EasyJet. White privilege transit. Stranded 12 hour waits in Italian cities. Surreal beach encounters. Cultural intricacies and predicaments. Dog in a bag. Scream down the bus memory games. Owly octopus manifestations. Aggressive feminists and camel selling Moroccans. British sensitivities and ‘chosen race’ bravado. One women protests. Welsh-Indian Harry Potter. White Middle class Hip Hop shows. Brazilian flute music oi oi. Facebook Live city car crashes. Best fish ever. Best pizza ever. Migrant show and tell. Brits on tour. Never coming back to this city ever ever.
These past few weeks have been so amazing. So tiring. So strange and wonderful. After my year of mostly isolation amongst my travels to Uganda and back home, spending time with three high energy change-makers was electrifying.
The four of us together somehow worked. Our newly formed band of crazy activists (Three Manc’s and a Muzzy) was the strangest combination of people all from different backgrounds, completely different personalities and beliefs, glued together by our love for our heart work in service to our communities.
Joe, militant in his approach, leads anti-facist music and sports activities, including his yearly 0161 festival in Manchester.
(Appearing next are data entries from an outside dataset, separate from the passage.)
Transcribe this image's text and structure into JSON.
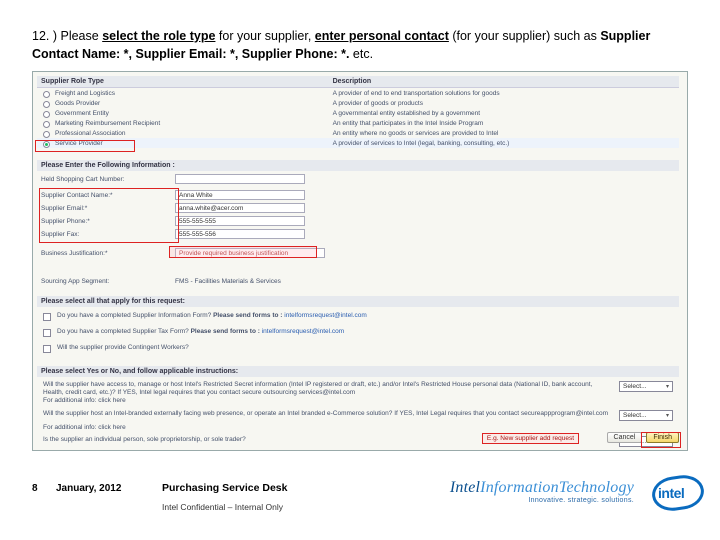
{
  "instruction": {
    "num": "12. ) Please ",
    "bold1": "select the role type",
    "mid1": " for your supplier, ",
    "bold2": "enter personal contact",
    "mid2": " (for your supplier) such as ",
    "bold3": "Supplier Contact Name: *, Supplier Email: *, Supplier Phone: *. ",
    "tail": "etc."
  },
  "roleTable": {
    "h1": "Supplier Role Type",
    "h2": "Description",
    "rows": [
      {
        "label": "Freight and Logistics",
        "desc": "A provider of end to end transportation solutions for goods"
      },
      {
        "label": "Goods Provider",
        "desc": "A provider of goods or products"
      },
      {
        "label": "Government Entity",
        "desc": "A governmental entity established by a government"
      },
      {
        "label": "Marketing Reimbursement Recipient",
        "desc": "An entity that participates in the Intel Inside Program"
      },
      {
        "label": "Professional Association",
        "desc": "An entity where no goods or services are provided to Intel"
      },
      {
        "label": "Service Provider",
        "desc": "A provider of services to Intel (legal, banking, consulting, etc.)"
      }
    ],
    "selectedIndex": 5
  },
  "sections": {
    "info": "Please Enter the Following Information :",
    "apply": "Please select all that apply for this request:",
    "yesno": "Please select Yes or No, and follow applicable instructions:"
  },
  "form": {
    "held": {
      "label": "Held Shopping Cart Number:",
      "value": ""
    },
    "contact": {
      "label": "Supplier Contact Name:*",
      "value": "Anna White"
    },
    "email": {
      "label": "Supplier Email:*",
      "value": "anna.white@acer.com"
    },
    "phone": {
      "label": "Supplier Phone:*",
      "value": "555-555-555"
    },
    "fax": {
      "label": "Supplier Fax:",
      "value": "555-555-556"
    },
    "justLabel": "Business Justification:*",
    "justValue": "Provide required business justification",
    "segLabel": "Sourcing App Segment:",
    "segValue": "FMS - Facilities Materials & Services"
  },
  "checks": {
    "q1a": "Do you have a completed Supplier Information Form?  ",
    "q1b": "Please send forms to : ",
    "q1link": "intelformsrequest@intel.com",
    "q2a": "Do you have a completed Supplier Tax Form?  ",
    "q2b": "Please send forms to : ",
    "q2link": "intelformsrequest@intel.com",
    "q3": "Will the supplier provide Contingent Workers?"
  },
  "yesno": {
    "r1": "Will the supplier have access to, manage or host Intel's Restricted Secret information (Intel IP registered or draft, etc.) and/or Intel's Restricted House personal data (National ID, bank account, Health, credit card, etc.)?  If YES, Intel legal requires that you contact secure outsourcing services@intel.com",
    "r1b": "For additional info: click here",
    "r2": "Will the supplier host an Intel-branded externally facing web presence, or operate an Intel branded e-Commerce solution?  If YES, Intel Legal requires that you contact secureappprogram@intel.com",
    "r2b": "For additional info: click here",
    "r3": "Is the supplier an individual person, sole proprietorship, or sole trader?",
    "selectLabel": "Select..."
  },
  "finish": {
    "hint": "E.g. New supplier add request",
    "cancel": "Cancel",
    "finish": "Finish"
  },
  "footer": {
    "page": "8",
    "date": "January, 2012",
    "psd": "Purchasing Service Desk",
    "conf": "Intel Confidential – Internal Only",
    "brand1": "Intel",
    "brand2": "InformationTechnology",
    "tagline": "Innovative. strategic. solutions.",
    "logoText": "intel"
  }
}
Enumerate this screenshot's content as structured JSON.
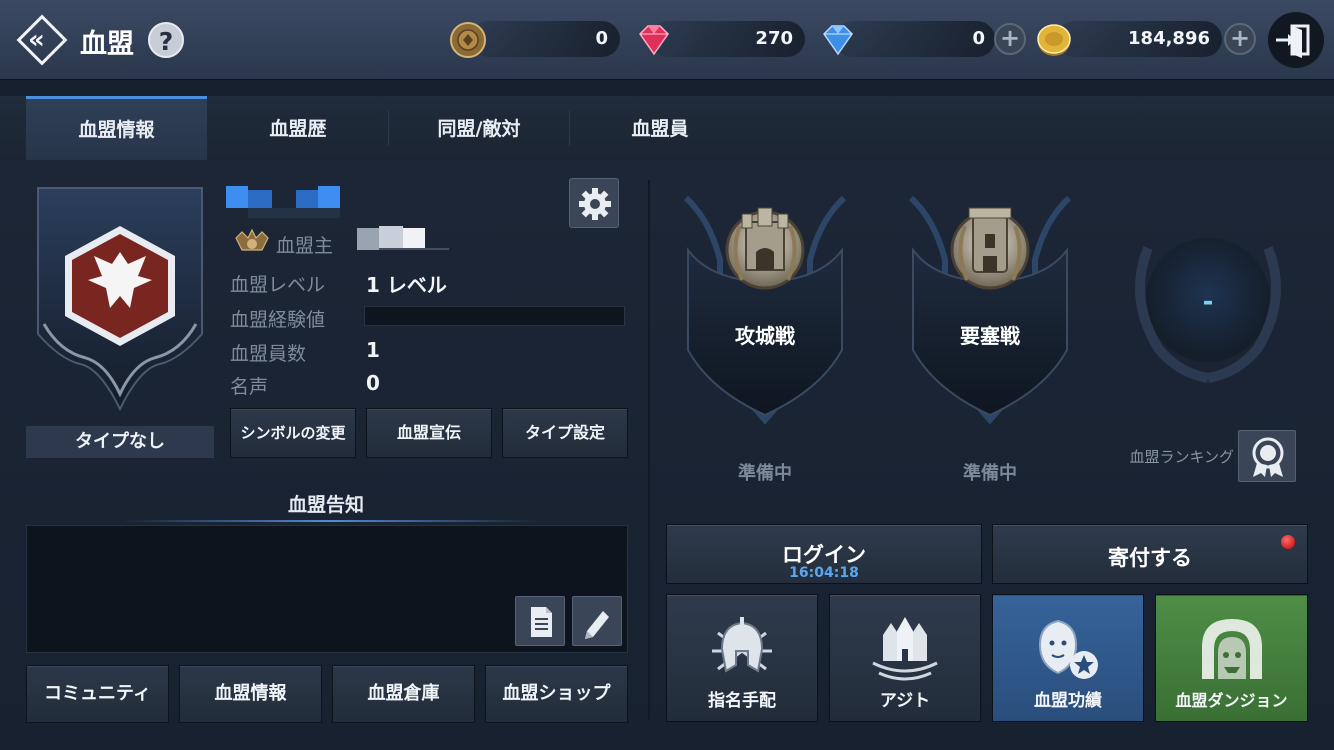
{
  "header": {
    "title": "血盟",
    "help_symbol": "?",
    "currencies": [
      {
        "icon": "medal-coin-icon",
        "value": "0",
        "color": "#b08a4a"
      },
      {
        "icon": "red-gem-icon",
        "value": "270",
        "color": "#e0305a"
      },
      {
        "icon": "blue-gem-icon",
        "value": "0",
        "color": "#3f8ee8",
        "has_plus": true
      },
      {
        "icon": "gold-coin-icon",
        "value": "184,896",
        "color": "#e2b43a",
        "has_plus": true
      }
    ]
  },
  "tabs": [
    {
      "label": "血盟情報",
      "active": true
    },
    {
      "label": "血盟歴",
      "active": false
    },
    {
      "label": "同盟/敵対",
      "active": false
    },
    {
      "label": "血盟員",
      "active": false
    }
  ],
  "clan": {
    "type_label": "タイプなし",
    "leader_label": "血盟主",
    "level_label": "血盟レベル",
    "level_value": "1 レベル",
    "exp_label": "血盟経験値",
    "exp_fraction": 0,
    "members_label": "血盟員数",
    "members_value": "1",
    "fame_label": "名声",
    "fame_value": "0",
    "buttons": {
      "symbol": "シンボルの変更",
      "promo": "血盟宣伝",
      "type": "タイプ設定"
    }
  },
  "notice": {
    "title": "血盟告知"
  },
  "bottom_left_buttons": [
    "コミュニティ",
    "血盟情報",
    "血盟倉庫",
    "血盟ショップ"
  ],
  "wars": [
    {
      "label": "攻城戦",
      "status": "準備中"
    },
    {
      "label": "要塞戦",
      "status": "準備中"
    }
  ],
  "ranking": {
    "value": "-",
    "label": "血盟ランキング"
  },
  "login": {
    "label": "ログイン",
    "timer": "16:04:18"
  },
  "donate": {
    "label": "寄付する"
  },
  "tiles": [
    {
      "label": "指名手配",
      "icon": "spartan-helmet-icon"
    },
    {
      "label": "アジト",
      "icon": "castle-icon"
    },
    {
      "label": "血盟功績",
      "icon": "lion-badge-icon",
      "accent": "#2f5a8f"
    },
    {
      "label": "血盟ダンジョン",
      "icon": "dungeon-gate-icon",
      "accent": "#3f7a3a"
    }
  ]
}
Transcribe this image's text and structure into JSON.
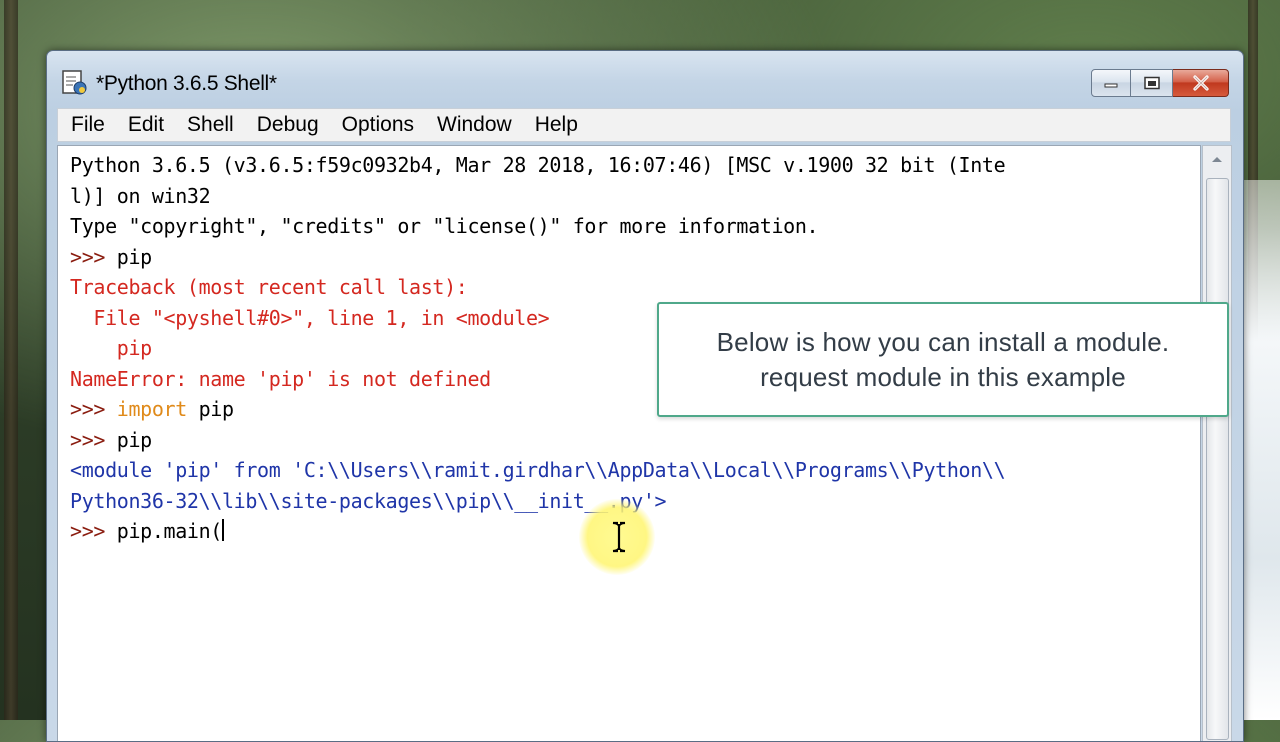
{
  "window": {
    "title": "*Python 3.6.5 Shell*"
  },
  "menu": [
    {
      "label": "File"
    },
    {
      "label": "Edit"
    },
    {
      "label": "Shell"
    },
    {
      "label": "Debug"
    },
    {
      "label": "Options"
    },
    {
      "label": "Window"
    },
    {
      "label": "Help"
    }
  ],
  "shell": {
    "banner_1": "Python 3.6.5 (v3.6.5:f59c0932b4, Mar 28 2018, 16:07:46) [MSC v.1900 32 bit (Inte",
    "banner_2": "l)] on win32",
    "banner_3": "Type \"copyright\", \"credits\" or \"license()\" for more information.",
    "prompt": ">>> ",
    "cmd_1": "pip",
    "error_1": "Traceback (most recent call last):",
    "error_2": "  File \"<pyshell#0>\", line 1, in <module>",
    "error_3": "    pip",
    "error_4": "NameError: name 'pip' is not defined",
    "cmd_2_keyword": "import",
    "cmd_2_rest": " pip",
    "cmd_3": "pip",
    "result_1": "<module 'pip' from 'C:\\\\Users\\\\ramit.girdhar\\\\AppData\\\\Local\\\\Programs\\\\Python\\\\",
    "result_2": "Python36-32\\\\lib\\\\site-packages\\\\pip\\\\__init__.py'>",
    "cmd_4": "pip.main("
  },
  "callout": {
    "line_1": "Below is how you can install a module.",
    "line_2": "request module in this example"
  },
  "colors": {
    "prompt": "#8a1c0f",
    "error": "#d42820",
    "keyword": "#e08a1a",
    "result": "#1f35a8",
    "callout_border": "#4fa88a"
  },
  "icons": {
    "app": "python-idle-icon",
    "minimize": "minimize-icon",
    "maximize": "maximize-icon",
    "close": "close-icon",
    "scroll_up": "chevron-up-icon",
    "mouse": "ibeam-cursor-icon"
  }
}
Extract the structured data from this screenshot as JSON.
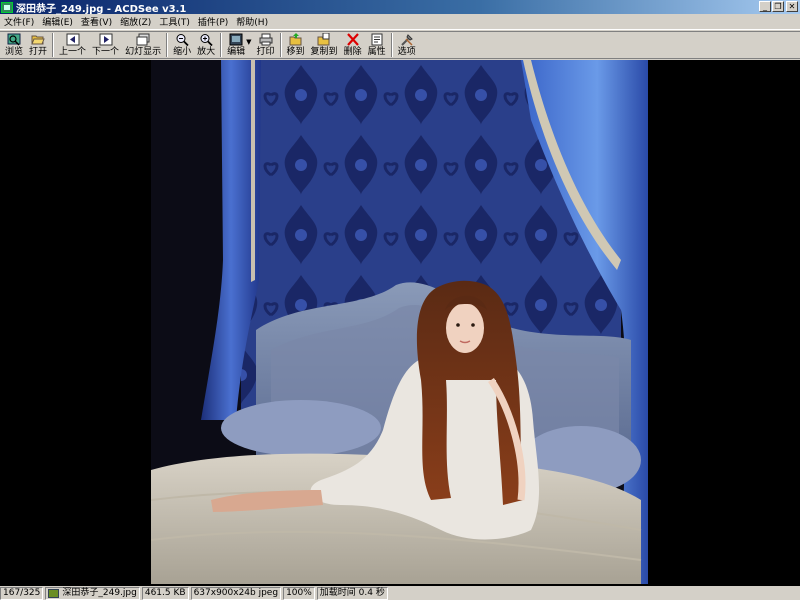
{
  "window": {
    "title": "深田恭子_249.jpg - ACDSee v3.1"
  },
  "menu": [
    {
      "label": "文件(F)"
    },
    {
      "label": "编辑(E)"
    },
    {
      "label": "查看(V)"
    },
    {
      "label": "缩放(Z)"
    },
    {
      "label": "工具(T)"
    },
    {
      "label": "插件(P)"
    },
    {
      "label": "帮助(H)"
    }
  ],
  "toolbar": {
    "browse": "浏览",
    "open": "打开",
    "prev": "上一个",
    "next": "下一个",
    "slideshow": "幻灯显示",
    "zoom_out": "缩小",
    "zoom_in": "放大",
    "edit": "编辑",
    "print": "打印",
    "move_to": "移到",
    "copy_to": "复制到",
    "delete": "删除",
    "properties": "属性",
    "options": "选项"
  },
  "status": {
    "position": "167/325",
    "filename": "深田恭子_249.jpg",
    "filesize": "461.5 KB",
    "dimensions": "637x900x24b jpeg",
    "zoom": "100%",
    "load_time": "加载时间 0.4 秒"
  },
  "colors": {
    "titlebar_start": "#0a246a",
    "titlebar_end": "#a6caf0",
    "chrome": "#d4d0c8",
    "viewer_bg": "#000000"
  }
}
The work self-funded, grassroots, unwavering and unapologetic in its ‘controversial’, political approach.
Merium, founder and director of Cake Face Makeup, works on the inner and outer beauty of her clients. A teacher and community worker, she is an inspiration to migrant and ethnic minority communities – and for me completely breaks the stereotypes surrounding muslim women.
And Ruth, CEO and Creative Director of In Place of War, creating waves of impact all around the world; connecting, inspiring, resourcing and training creative communities in places of conflict and challenge. Complete inspiration to me and my work. I am especially impressed and in love with her project Grrrl; bringing talented musician women of colour together to perform, unite and heal with music.
We were brought together as part of the Anne Lind Foundation network to participate in intercultural activities to better respond to the migrant-refugee ‘crises’ that we currently face as a globe. That aim may not have been met, but the experience was a chance for us all to meet, collaborate and learn from each other, and I have come out of the other side with more opportunities and ideas and than a years worth of networking and graft his given me throughout this whole year.
The process has given me another lesson in trusting my working process with patience. This year has been a struggle with repeated failures and difficulties, yet amongst it all my purpose and intent has been strong and aligned, allowing for the opportunities and the right people to enter your life in due time. My dedication to self development and learning in the meanwhile has paid off, with the many online business development, and social enterprise courses, giving me a breadth of skills that I am excited to utilise in the coming months.
There have been moments this year where I thought that I should quit. Completely absent of funds and direction I could not understand why things were not working out. Gutted at the thought of coming back home and returning to normal employment, I felt like I had failed. Now on the other side, about to head into a 5 month administration job, I am happy for the chance to live quietly and steadily whilst I raise more funds and resources.
What I keep reminding myself is that I am in a position of complete privilege. Yes I come from a working class background, yes I am under the weight of 50k debt, yes I don’t get things handed to me on a plate but also I have a family to come home to, a paid job and a chance to travel freely within 6 months. I am safe, warm, fed and free, and it is due to that privilege that I am able to live my life in service to others – and I wouldn’t change that for the world.